      Donofry, Susana; Cook, Christine; Healy, Joanne; Harrison, Lynn (2014)
      Eating disorders are pervasive mental disorders that can be accompanied by significant psychological symptoms and comorbidities, such as: suicide, anxiety, and depression. The binging and purging behaviors that often accompany eating disorders can result in significant medical issues such as dehydration, heart arrhythmias, seizures, kidney problems, and death. Eating disorders affect males and females alike, as well as adults and children, and are most predominant among Western cultures. Eating disorders often involve binge eating episodes, periods of starvation, and purging behaviors such as self-induced vomiting, laxative use, and excessive exercise. Treatment options for decreasing the symptoms of eating disorders include: pharmacological interventions, psychological interventions, exercise interventions, and equine facilitated psychotherapy (utilizes psychological interventions in combination with equine activities). This literature review provides a basis for a PowerPoint presentation that states the benefits of adding equine-facilitated psychotherapy to the list of top research priorities, as well as describes the benefits and limitations of this newer form of therapy.
    • Lesson plans for the seventh grade Alaska State standards in language arts

      Gieser, Kenneth E. (2014-04)
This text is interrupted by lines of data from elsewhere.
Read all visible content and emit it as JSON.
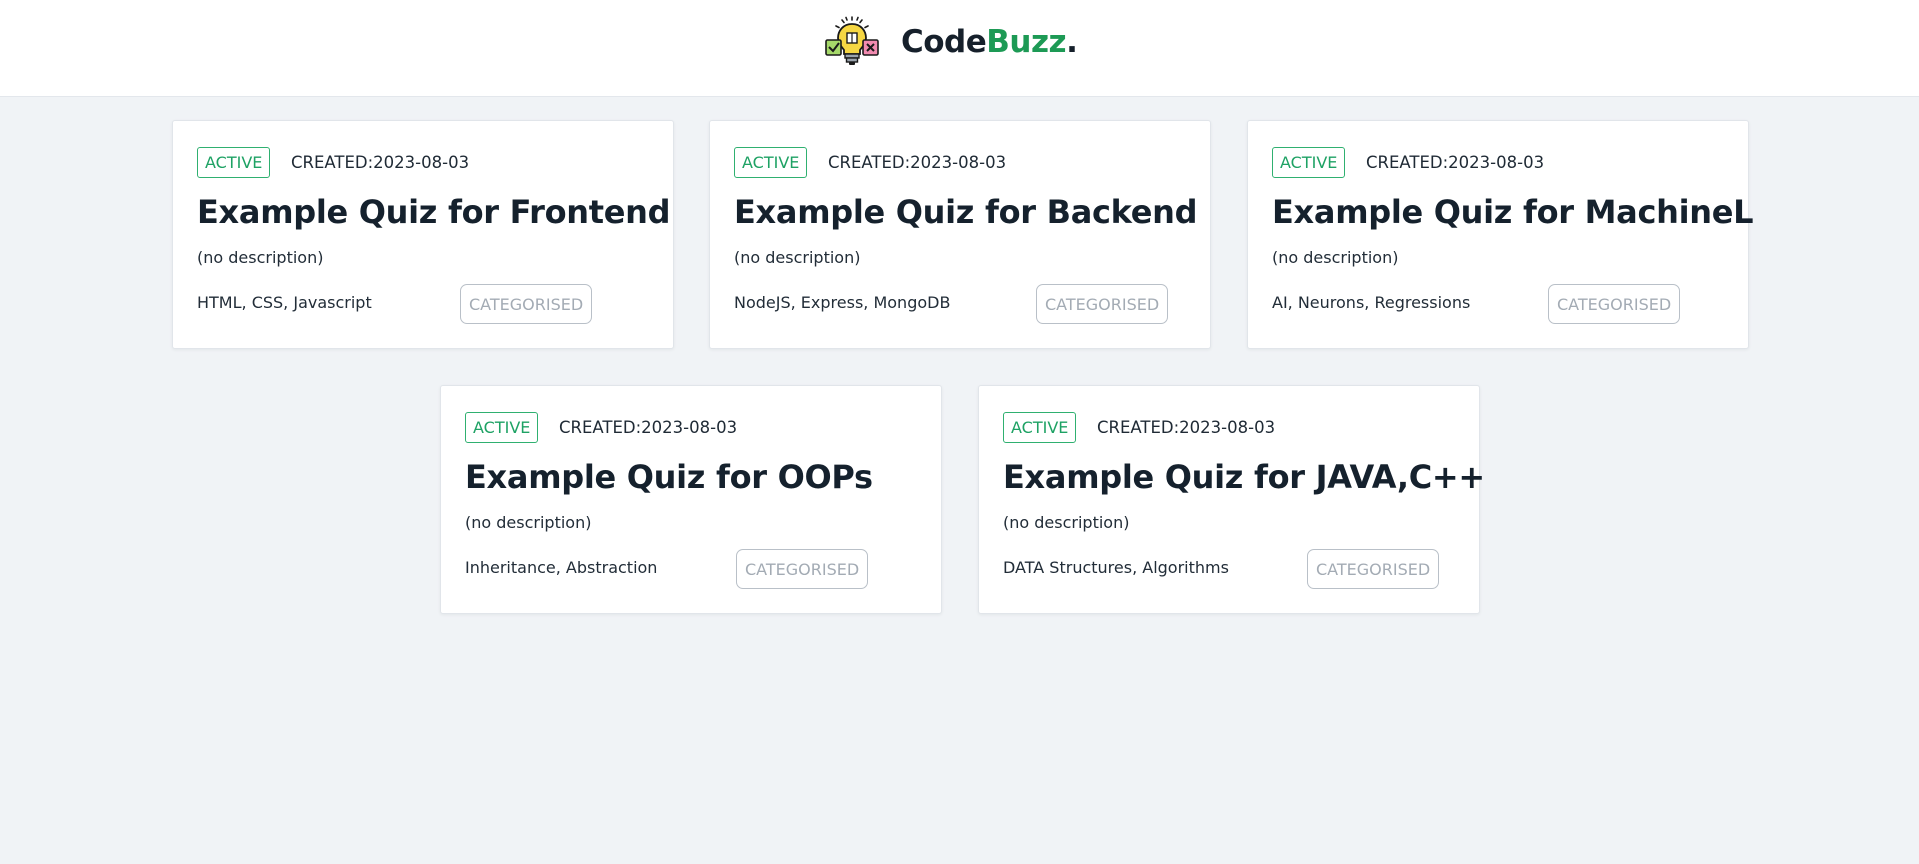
{
  "header": {
    "brand_part1": "Code",
    "brand_part2": "Buzz",
    "brand_dot": ".",
    "logo_icon": "lightbulb-quiz-icon",
    "colors": {
      "brand_dark": "#16202b",
      "brand_accent": "#1d9a55"
    }
  },
  "colors": {
    "page_background": "#f0f3f6",
    "card_background": "#ffffff",
    "active_green": "#1ea264",
    "muted_gray": "#a3abb4"
  },
  "quizzes": [
    {
      "status": "ACTIVE",
      "created": "CREATED:2023-08-03",
      "title": "Example Quiz for Frontend",
      "description": "(no description)",
      "tags": "HTML, CSS, Javascript",
      "category_label": "CATEGORISED"
    },
    {
      "status": "ACTIVE",
      "created": "CREATED:2023-08-03",
      "title": "Example Quiz for Backend",
      "description": "(no description)",
      "tags": "NodeJS, Express, MongoDB",
      "category_label": "CATEGORISED"
    },
    {
      "status": "ACTIVE",
      "created": "CREATED:2023-08-03",
      "title": "Example Quiz for MachineL",
      "description": "(no description)",
      "tags": "AI, Neurons, Regressions",
      "category_label": "CATEGORISED"
    },
    {
      "status": "ACTIVE",
      "created": "CREATED:2023-08-03",
      "title": "Example Quiz for OOPs",
      "description": "(no description)",
      "tags": "Inheritance, Abstraction",
      "category_label": "CATEGORISED"
    },
    {
      "status": "ACTIVE",
      "created": "CREATED:2023-08-03",
      "title": "Example Quiz for JAVA,C++",
      "description": "(no description)",
      "tags": "DATA Structures, Algorithms",
      "category_label": "CATEGORISED"
    }
  ]
}
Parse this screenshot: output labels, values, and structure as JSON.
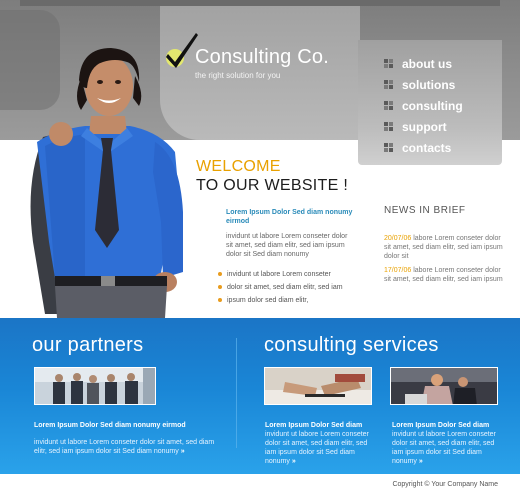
{
  "logo": {
    "name": "Consulting Co.",
    "tagline": "the right solution for you"
  },
  "nav": {
    "items": [
      {
        "label": "about us"
      },
      {
        "label": "solutions"
      },
      {
        "label": "consulting"
      },
      {
        "label": "support"
      },
      {
        "label": "contacts"
      }
    ]
  },
  "welcome": {
    "line1": "WELCOME",
    "line2": "TO OUR WEBSITE !",
    "heading": "Lorem Ipsum Dolor Sed diam nonumy eirmod",
    "text": "invidunt ut labore Lorem conseter dolor sit amet, sed diam elitr, sed iam ipsum dolor sit Sed diam nonumy",
    "bullets": [
      "invidunt ut labore Lorem conseter",
      "dolor sit amet, sed diam elitr, sed iam",
      "ipsum dolor sed diam elitr,"
    ]
  },
  "news": {
    "title": "NEWS IN BRIEF",
    "items": [
      {
        "date": "20/07/06",
        "text": "labore Lorem conseter dolor sit amet, sed diam elitr, sed iam ipsum dolor sit"
      },
      {
        "date": "17/07/06",
        "text": "labore Lorem conseter dolor sit amet, sed diam elitr, sed iam ipsum"
      }
    ]
  },
  "partners": {
    "title": "our partners",
    "heading": "Lorem Ipsum Dolor Sed diam nonumy eirmod",
    "text": "invidunt ut labore Lorem conseter dolor sit amet, sed diam elitr, sed iam ipsum dolor sit Sed diam nonumy",
    "more": "»"
  },
  "services": {
    "title": "consulting services",
    "cards": [
      {
        "heading": "Lorem Ipsum Dolor Sed diam",
        "text": "invidunt ut labore Lorem conseter dolor sit amet, sed diam elitr, sed iam ipsum dolor sit Sed diam nonumy",
        "more": "»"
      },
      {
        "heading": "Lorem Ipsum Dolor Sed diam",
        "text": "invidunt ut labore Lorem conseter dolor sit amet, sed diam elitr, sed iam ipsum dolor sit Sed diam nonumy",
        "more": "»"
      }
    ]
  },
  "footer": {
    "copyright": "Copyright © Your Company Name"
  },
  "colors": {
    "accent_orange": "#e9a100",
    "link_blue": "#2a8bb9",
    "band_blue": "#1a86d6",
    "header_grey": "#8d8d8d"
  }
}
      The SBE (standards-based education) reform movement calls for clear, measurable standards for all school students. Rather than norm-referenced rankings, a standards-based system measures each student against the concrete standard. Curriculum, assessments, and professional development are aligned to the standards. However, many teachers find standards burdening and restrictive, and it has been challenging for teachers to infuse them with her, or his personal passions. The purpose of this project is to demonstrate that not only can these new standards be taught effectively, but that teachers can find them accommodating enough for their passions. This project's outcome will include lesson plans, activities, and assessments, along with my personal reflection as to the efficacy of using these new standards without losing the passion for teaching with them.